[Given information — start]
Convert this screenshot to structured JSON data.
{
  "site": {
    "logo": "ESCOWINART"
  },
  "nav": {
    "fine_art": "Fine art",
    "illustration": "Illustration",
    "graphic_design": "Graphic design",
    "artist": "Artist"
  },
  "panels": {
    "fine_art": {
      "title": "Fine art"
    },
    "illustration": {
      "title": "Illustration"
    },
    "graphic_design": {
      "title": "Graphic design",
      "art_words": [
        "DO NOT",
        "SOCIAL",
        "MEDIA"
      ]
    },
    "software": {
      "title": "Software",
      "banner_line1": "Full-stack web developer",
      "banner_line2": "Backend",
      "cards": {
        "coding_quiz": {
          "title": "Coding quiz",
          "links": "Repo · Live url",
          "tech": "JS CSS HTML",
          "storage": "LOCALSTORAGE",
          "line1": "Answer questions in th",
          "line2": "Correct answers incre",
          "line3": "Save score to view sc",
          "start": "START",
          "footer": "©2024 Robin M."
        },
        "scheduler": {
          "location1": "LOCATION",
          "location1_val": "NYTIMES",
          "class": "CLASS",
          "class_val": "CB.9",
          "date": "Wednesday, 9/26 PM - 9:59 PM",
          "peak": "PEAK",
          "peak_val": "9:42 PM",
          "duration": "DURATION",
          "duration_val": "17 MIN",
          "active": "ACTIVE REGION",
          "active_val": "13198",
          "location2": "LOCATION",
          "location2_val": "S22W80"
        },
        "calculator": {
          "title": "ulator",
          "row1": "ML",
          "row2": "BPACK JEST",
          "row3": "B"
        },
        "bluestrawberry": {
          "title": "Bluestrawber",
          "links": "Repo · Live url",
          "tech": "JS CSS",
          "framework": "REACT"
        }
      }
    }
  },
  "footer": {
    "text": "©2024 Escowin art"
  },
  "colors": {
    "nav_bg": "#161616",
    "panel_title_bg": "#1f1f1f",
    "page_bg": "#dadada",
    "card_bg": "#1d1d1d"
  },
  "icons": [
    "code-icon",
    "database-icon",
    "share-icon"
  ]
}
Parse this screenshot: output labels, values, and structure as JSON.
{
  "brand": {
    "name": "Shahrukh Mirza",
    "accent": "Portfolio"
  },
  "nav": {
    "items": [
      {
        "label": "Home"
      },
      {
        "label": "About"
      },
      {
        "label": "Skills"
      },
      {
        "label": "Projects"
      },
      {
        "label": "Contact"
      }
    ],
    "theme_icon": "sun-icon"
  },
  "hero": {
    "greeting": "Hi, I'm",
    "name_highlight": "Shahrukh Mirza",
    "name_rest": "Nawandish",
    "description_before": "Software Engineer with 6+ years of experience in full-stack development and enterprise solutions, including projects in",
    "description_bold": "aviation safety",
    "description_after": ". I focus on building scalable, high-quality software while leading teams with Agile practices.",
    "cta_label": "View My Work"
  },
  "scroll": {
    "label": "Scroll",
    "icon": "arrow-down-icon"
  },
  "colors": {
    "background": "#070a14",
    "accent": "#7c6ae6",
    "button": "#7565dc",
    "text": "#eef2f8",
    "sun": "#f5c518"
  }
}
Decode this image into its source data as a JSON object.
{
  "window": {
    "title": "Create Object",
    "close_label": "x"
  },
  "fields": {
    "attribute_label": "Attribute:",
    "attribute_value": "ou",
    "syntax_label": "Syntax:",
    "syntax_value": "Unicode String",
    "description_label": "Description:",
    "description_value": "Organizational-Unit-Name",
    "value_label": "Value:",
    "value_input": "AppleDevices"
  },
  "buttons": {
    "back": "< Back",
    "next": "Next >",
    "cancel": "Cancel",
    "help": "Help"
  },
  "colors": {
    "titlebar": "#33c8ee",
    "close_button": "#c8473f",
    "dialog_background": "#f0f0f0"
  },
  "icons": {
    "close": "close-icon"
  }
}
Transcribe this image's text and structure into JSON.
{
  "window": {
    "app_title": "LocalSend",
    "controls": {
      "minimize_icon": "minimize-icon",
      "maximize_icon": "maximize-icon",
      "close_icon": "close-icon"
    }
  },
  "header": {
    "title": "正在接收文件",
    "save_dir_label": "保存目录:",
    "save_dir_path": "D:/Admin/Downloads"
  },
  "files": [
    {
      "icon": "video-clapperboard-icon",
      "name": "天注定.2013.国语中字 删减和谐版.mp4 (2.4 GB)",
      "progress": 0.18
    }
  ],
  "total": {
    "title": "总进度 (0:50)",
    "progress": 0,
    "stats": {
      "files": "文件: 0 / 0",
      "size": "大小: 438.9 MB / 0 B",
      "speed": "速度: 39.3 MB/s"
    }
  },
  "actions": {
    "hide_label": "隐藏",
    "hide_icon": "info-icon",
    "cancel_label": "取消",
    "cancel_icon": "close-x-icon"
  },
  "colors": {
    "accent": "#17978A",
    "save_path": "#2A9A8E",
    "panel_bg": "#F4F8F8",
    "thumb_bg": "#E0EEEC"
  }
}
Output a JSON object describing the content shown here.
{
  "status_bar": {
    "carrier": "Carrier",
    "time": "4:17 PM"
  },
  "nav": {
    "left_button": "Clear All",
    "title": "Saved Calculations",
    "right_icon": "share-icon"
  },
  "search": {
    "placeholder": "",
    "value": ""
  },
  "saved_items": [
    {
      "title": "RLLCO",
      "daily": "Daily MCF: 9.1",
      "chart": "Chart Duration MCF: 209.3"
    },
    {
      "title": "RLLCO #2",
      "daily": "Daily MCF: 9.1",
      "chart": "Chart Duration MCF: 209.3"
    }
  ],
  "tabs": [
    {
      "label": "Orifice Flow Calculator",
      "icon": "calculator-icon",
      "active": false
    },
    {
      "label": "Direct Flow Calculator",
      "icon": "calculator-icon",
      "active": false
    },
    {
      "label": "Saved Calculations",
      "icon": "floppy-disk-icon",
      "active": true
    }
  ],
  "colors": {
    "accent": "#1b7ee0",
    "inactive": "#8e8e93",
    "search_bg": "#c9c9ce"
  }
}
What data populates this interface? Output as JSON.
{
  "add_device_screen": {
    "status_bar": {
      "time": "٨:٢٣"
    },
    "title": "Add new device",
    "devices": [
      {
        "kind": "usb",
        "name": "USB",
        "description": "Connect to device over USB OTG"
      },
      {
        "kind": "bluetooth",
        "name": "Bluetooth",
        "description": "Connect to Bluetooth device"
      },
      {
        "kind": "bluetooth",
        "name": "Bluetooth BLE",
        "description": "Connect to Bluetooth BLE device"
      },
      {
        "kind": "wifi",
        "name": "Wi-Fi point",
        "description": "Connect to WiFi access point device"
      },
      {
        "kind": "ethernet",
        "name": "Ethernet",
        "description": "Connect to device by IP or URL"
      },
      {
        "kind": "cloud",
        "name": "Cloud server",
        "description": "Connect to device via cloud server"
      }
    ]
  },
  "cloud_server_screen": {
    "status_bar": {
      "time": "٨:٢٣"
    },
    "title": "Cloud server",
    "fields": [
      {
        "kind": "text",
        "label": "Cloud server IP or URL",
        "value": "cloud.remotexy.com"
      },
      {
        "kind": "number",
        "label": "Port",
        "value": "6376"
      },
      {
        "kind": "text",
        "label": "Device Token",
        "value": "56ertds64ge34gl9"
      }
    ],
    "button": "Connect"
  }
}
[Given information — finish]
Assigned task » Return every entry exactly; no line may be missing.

Completed task »
Convert this screenshot to structured JSON data.
{
  "site": {
    "logo": "ESCOWINART"
  },
  "nav": {
    "fine_art": "Fine art",
    "illustration": "Illustration",
    "graphic_design": "Graphic design",
    "artist": "Artist"
  },
  "panels": {
    "fine_art": {
      "title": "Fine art"
    },
    "illustration": {
      "title": "Illustration"
    },
    "graphic_design": {
      "title": "Graphic design",
      "art_words": [
        "DO NOT",
        "SOCIAL",
        "MEDIA"
      ]
    },
    "software": {
      "title": "Software",
      "banner_line1": "Full-stack web developer",
      "banner_line2": "Backend",
      "cards": {
        "coding_quiz": {
          "title": "Coding quiz",
          "links": "Repo · Live url",
          "tech": "JS CSS HTML",
          "storage": "LOCALSTORAGE",
          "line1": "Answer questions in th",
          "line2": "Correct answers incre",
          "line3": "Save score to view sc",
          "start": "START",
          "footer": "©2024 Robin M."
        },
        "scheduler": {
          "location1": "LOCATION",
          "location1_val": "NYTIMES",
          "class": "CLASS",
          "class_val": "CB.9",
          "date": "Wednesday, 9/26 PM - 9:59 PM",
          "peak": "PEAK",
          "peak_val": "9:42 PM",
          "duration": "DURATION",
          "duration_val": "17 MIN",
          "active": "ACTIVE REGION",
          "active_val": "13198",
          "location2": "LOCATION",
          "location2_val": "S22W80"
        },
        "calculator": {
          "title": "ulator",
          "row1": "ML",
          "row2": "BPACK JEST",
          "row3": "B"
        },
        "bluestrawberry": {
          "title": "Bluestrawber",
          "links": "Repo · Live url",
          "tech": "JS CSS",
          "framework": "REACT"
        }
      }
    }
  },
  "footer": {
    "text": "©2024 Escowin art"
  },
  "colors": {
    "nav_bg": "#161616",
    "panel_title_bg": "#1f1f1f",
    "page_bg": "#dadada",
    "card_bg": "#1d1d1d"
  },
  "icons": [
    "code-icon",
    "database-icon",
    "share-icon"
  ]
}
Parse this screenshot: output labels, values, and structure as JSON.
{
  "brand": {
    "name": "Shahrukh Mirza",
    "accent": "Portfolio"
  },
  "nav": {
    "items": [
      {
        "label": "Home"
      },
      {
        "label": "About"
      },
      {
        "label": "Skills"
      },
      {
        "label": "Projects"
      },
      {
        "label": "Contact"
      }
    ],
    "theme_icon": "sun-icon"
  },
  "hero": {
    "greeting": "Hi, I'm",
    "name_highlight": "Shahrukh Mirza",
    "name_rest": "Nawandish",
    "description_before": "Software Engineer with 6+ years of experience in full-stack development and enterprise solutions, including projects in",
    "description_bold": "aviation safety",
    "description_after": ". I focus on building scalable, high-quality software while leading teams with Agile practices.",
    "cta_label": "View My Work"
  },
  "scroll": {
    "label": "Scroll",
    "icon": "arrow-down-icon"
  },
  "colors": {
    "background": "#070a14",
    "accent": "#7c6ae6",
    "button": "#7565dc",
    "text": "#eef2f8",
    "sun": "#f5c518"
  }
}
Decode this image into its source data as a JSON object.
{
  "window": {
    "title": "Create Object",
    "close_label": "x"
  },
  "fields": {
    "attribute_label": "Attribute:",
    "attribute_value": "ou",
    "syntax_label": "Syntax:",
    "syntax_value": "Unicode String",
    "description_label": "Description:",
    "description_value": "Organizational-Unit-Name",
    "value_label": "Value:",
    "value_input": "AppleDevices"
  },
  "buttons": {
    "back": "< Back",
    "next": "Next >",
    "cancel": "Cancel",
    "help": "Help"
  },
  "colors": {
    "titlebar": "#33c8ee",
    "close_button": "#c8473f",
    "dialog_background": "#f0f0f0"
  },
  "icons": {
    "close": "close-icon"
  }
}
Transcribe this image's text and structure into JSON.
{
  "window": {
    "app_title": "LocalSend",
    "controls": {
      "minimize_icon": "minimize-icon",
      "maximize_icon": "maximize-icon",
      "close_icon": "close-icon"
    }
  },
  "header": {
    "title": "正在接收文件",
    "save_dir_label": "保存目录:",
    "save_dir_path": "D:/Admin/Downloads"
  },
  "files": [
    {
      "icon": "video-clapperboard-icon",
      "name": "天注定.2013.国语中字 删减和谐版.mp4 (2.4 GB)",
      "progress": 0.18
    }
  ],
  "total": {
    "title": "总进度 (0:50)",
    "progress": 0,
    "stats": {
      "files": "文件: 0 / 0",
      "size": "大小: 438.9 MB / 0 B",
      "speed": "速度: 39.3 MB/s"
    }
  },
  "actions": {
    "hide_label": "隐藏",
    "hide_icon": "info-icon",
    "cancel_label": "取消",
    "cancel_icon": "close-x-icon"
  },
  "colors": {
    "accent": "#17978A",
    "save_path": "#2A9A8E",
    "panel_bg": "#F4F8F8",
    "thumb_bg": "#E0EEEC"
  }
}
Output a JSON object describing the content shown here.
{
  "status_bar": {
    "carrier": "Carrier",
    "time": "4:17 PM"
  },
  "nav": {
    "left_button": "Clear All",
    "title": "Saved Calculations",
    "right_icon": "share-icon"
  },
  "search": {
    "placeholder": "",
    "value": ""
  },
  "saved_items": [
    {
      "title": "RLLCO",
      "daily": "Daily MCF: 9.1",
      "chart": "Chart Duration MCF: 209.3"
    },
    {
      "title": "RLLCO #2",
      "daily": "Daily MCF: 9.1",
      "chart": "Chart Duration MCF: 209.3"
    }
  ],
  "tabs": [
    {
      "label": "Orifice Flow Calculator",
      "icon": "calculator-icon",
      "active": false
    },
    {
      "label": "Direct Flow Calculator",
      "icon": "calculator-icon",
      "active": false
    },
    {
      "label": "Saved Calculations",
      "icon": "floppy-disk-icon",
      "active": true
    }
  ],
  "colors": {
    "accent": "#1b7ee0",
    "inactive": "#8e8e93",
    "search_bg": "#c9c9ce"
  }
}
What data populates this interface? Output as JSON.
{
  "add_device_screen": {
    "status_bar": {
      "time": "٨:٢٣"
    },
    "title": "Add new device",
    "devices": [
      {
        "kind": "usb",
        "name": "USB",
        "description": "Connect to device over USB OTG"
      },
      {
        "kind": "bluetooth",
        "name": "Bluetooth",
        "description": "Connect to Bluetooth device"
      },
      {
        "kind": "bluetooth",
        "name": "Bluetooth BLE",
        "description": "Connect to Bluetooth BLE device"
      },
      {
        "kind": "wifi",
        "name": "Wi-Fi point",
        "description": "Connect to WiFi access point device"
      },
      {
        "kind": "ethernet",
        "name": "Ethernet",
        "description": "Connect to device by IP or URL"
      },
      {
        "kind": "cloud",
        "name": "Cloud server",
        "description": "Connect to device via cloud server"
      }
    ]
  },
  "cloud_server_screen": {
    "status_bar": {
      "time": "٨:٢٣"
    },
    "title": "Cloud server",
    "fields": [
      {
        "kind": "text",
        "label": "Cloud server IP or URL",
        "value": "cloud.remotexy.com"
      },
      {
        "kind": "number",
        "label": "Port",
        "value": "6376"
      },
      {
        "kind": "text",
        "label": "Device Token",
        "value": "56ertds64ge34gl9"
      }
    ],
    "button": "Connect"
  }
}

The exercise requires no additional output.